### WHAT TO DO
The line count for "Zealand" is all that is needed: say how many lines in the listing below contain it.

### DATA TO PROCESS
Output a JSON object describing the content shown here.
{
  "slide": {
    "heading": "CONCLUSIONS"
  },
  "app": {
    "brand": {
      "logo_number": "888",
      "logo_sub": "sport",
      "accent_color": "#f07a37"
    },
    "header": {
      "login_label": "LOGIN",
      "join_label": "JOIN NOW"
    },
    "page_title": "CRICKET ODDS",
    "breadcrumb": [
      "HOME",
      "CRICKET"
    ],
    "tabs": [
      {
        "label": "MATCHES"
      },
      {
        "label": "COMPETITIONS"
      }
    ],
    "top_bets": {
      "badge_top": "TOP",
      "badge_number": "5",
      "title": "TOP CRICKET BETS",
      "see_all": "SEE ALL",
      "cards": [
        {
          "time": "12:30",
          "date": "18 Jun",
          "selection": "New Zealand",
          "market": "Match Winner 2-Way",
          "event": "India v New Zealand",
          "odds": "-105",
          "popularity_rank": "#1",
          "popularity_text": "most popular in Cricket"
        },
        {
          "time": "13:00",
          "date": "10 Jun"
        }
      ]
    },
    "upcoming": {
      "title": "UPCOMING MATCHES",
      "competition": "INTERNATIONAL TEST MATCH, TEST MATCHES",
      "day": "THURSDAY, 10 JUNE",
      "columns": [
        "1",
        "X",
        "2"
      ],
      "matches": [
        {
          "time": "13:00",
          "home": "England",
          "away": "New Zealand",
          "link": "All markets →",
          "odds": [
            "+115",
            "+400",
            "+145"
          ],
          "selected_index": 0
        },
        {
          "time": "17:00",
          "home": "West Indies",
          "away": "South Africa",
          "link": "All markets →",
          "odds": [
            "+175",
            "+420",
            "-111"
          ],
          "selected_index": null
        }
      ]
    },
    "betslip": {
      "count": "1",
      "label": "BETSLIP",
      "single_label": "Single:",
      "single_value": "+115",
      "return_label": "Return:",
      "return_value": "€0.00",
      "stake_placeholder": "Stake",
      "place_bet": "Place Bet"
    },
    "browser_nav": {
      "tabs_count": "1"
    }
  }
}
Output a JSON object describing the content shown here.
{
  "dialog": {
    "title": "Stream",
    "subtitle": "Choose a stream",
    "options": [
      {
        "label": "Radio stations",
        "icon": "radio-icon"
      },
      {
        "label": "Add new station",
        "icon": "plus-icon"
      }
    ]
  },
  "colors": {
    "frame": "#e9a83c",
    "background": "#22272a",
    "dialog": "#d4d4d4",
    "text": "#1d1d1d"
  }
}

### COMPLETED TASK
3